You've just returned from an amazing study abroad experience. You learned so many new things in your host country, and gained some new perspectives on life.
Now that you're home, you're probably scatterbrained. How could you possibly slip back into the world after such an amazing trip? Your language and intercultural studies might seem like something that only worked in your host country.
No one ever said that education, whether personal or academic, has to stop after studying abroad. Opportunities to learn are all around you – you just have to know where to find them. No matter your interests, your brain always has room for more knowledge.
So, how can you continue learning, even after studying abroad? Read on to find out.
Join a club
You might be thinking, "Taking a class on one of my hobbies would make it too serious." Don't worry, there are clubs. Spend time with others who share your passions by joining an international or language club.
Countless places around your town, like libraries, colleges/schools, or community centers, probably host clubs. You can also check the web on sites like Meetup.
Read and write
These days, writing and reading are starting to become lost arts. But you can help reverse that trend and revel in your experiences at the same time.
One of the best ways to reminisce about your travels abroad is to write about them. You can even try to have your stories published in magazines, newsletters, and even well-known outlets. Your audience has probably never experienced what you have, so sharing your stories will allow them to see into your world.

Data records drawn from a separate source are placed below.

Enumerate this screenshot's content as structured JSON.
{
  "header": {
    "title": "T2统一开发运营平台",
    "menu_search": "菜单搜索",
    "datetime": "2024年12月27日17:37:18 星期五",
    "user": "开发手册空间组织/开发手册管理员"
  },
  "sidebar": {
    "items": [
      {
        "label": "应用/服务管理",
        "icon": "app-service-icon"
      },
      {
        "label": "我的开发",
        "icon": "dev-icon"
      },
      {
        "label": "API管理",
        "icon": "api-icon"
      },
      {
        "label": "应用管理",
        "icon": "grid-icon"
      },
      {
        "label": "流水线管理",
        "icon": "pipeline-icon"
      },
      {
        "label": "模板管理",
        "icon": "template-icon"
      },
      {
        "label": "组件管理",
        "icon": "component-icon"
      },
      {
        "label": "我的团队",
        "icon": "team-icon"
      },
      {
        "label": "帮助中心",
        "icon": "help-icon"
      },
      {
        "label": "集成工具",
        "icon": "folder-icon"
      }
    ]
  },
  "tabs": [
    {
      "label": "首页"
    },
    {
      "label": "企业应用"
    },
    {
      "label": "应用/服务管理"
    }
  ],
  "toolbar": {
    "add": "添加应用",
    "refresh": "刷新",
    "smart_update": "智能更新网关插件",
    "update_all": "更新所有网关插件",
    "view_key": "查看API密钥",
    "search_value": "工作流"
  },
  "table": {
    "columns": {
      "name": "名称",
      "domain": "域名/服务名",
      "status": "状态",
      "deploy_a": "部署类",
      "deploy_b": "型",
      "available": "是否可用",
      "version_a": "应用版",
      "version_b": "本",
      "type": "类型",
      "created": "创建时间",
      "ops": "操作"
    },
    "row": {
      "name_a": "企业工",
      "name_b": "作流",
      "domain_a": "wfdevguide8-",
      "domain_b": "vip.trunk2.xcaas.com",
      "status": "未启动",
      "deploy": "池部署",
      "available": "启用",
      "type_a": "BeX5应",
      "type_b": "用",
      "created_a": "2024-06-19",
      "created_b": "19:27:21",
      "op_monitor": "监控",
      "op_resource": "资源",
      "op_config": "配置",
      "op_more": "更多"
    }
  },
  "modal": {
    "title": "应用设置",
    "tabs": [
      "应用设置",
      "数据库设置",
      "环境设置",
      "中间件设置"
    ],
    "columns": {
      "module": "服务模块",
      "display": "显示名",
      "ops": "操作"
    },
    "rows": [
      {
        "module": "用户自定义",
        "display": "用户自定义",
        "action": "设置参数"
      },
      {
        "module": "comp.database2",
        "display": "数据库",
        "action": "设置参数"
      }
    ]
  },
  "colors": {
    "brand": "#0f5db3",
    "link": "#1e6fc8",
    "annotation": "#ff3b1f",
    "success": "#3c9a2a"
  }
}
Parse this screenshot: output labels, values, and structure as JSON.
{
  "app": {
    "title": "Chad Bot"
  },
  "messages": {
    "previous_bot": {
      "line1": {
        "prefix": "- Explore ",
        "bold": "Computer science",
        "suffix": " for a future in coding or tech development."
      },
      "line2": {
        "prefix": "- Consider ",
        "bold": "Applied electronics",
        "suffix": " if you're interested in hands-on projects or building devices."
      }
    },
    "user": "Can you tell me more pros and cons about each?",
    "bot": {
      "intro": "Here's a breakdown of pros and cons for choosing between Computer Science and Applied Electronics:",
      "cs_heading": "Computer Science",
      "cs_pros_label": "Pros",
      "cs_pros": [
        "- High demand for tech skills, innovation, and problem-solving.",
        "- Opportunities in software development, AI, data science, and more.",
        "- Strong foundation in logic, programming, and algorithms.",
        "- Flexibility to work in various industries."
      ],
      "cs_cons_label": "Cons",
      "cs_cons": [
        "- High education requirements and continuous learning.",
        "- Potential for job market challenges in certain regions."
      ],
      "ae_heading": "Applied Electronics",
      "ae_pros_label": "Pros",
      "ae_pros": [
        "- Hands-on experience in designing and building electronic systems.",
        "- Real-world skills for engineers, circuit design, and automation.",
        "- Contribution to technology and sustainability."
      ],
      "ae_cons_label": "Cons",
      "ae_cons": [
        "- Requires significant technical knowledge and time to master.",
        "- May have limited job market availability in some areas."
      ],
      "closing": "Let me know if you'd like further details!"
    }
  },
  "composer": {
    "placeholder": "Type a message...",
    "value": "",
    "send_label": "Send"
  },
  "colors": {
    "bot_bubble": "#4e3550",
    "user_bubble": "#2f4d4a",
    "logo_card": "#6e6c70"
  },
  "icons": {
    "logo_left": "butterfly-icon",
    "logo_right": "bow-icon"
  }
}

Just like studying, reading can offer fresh insight into your experience. Ditch those textbooks for a while and pick up some books about your host country. Read some fiction that takes place there, and see how it compares to your travels.
Too busy? Try audiobooks. They’re great for when you’re on the go or busy with other chores.
Keep in Touch With Friends and Involve Others
One of the biggest regrets people have when returning from a trip abroad is failing to keep in touch with their host families and new friends.
Make sure you get their Facebook, Twitter, or any other social media, so you can stay in touch. Communicating will keep your language skills sharp too.
In the meantime, while you can't see your new friends, try to get your friends at home involved in your endeavors. Host an international-themed party, or look for study buddies. Your friends can share their traveling experiences and how they're keeping international culture alive at home.
Find a mentor
Reach out to an older friend or colleague for a cultural exchange. You can learn something new about international cultures through the eyes of someone who's been there quite often.
Whether it’s serious subjects or just light chatting, connecting with knowledgeable sources like these may be just the boost you need.
Follow International News
We should all watch the news more often, but what if the news catered to your interests? If you love international cultures, consider following or watching news networks from your host country and beyond.
You can follow most news networks on social media. Apps from the biggest news outlets usually also contain international segments, you can subscribe to email updates too.
Take Some More Classes
This option is absolutely a priority. Think about taking some more classes related to your studies abroad. Both universities and colleges have advanced language courses. They also have courses that provide great supplemental skills for your career and general interests regarding other cultures and people.
If colleges are too far away or out of your budget range, consider taking online classes. They’re more in-depth and cohesive than ever before.
And if neither of those fit your fancy, you can try studying on your own. Rent some books from the library, or browse some websites or apps. You may learn something you'd never learn in the classroom – just like your experience abroad!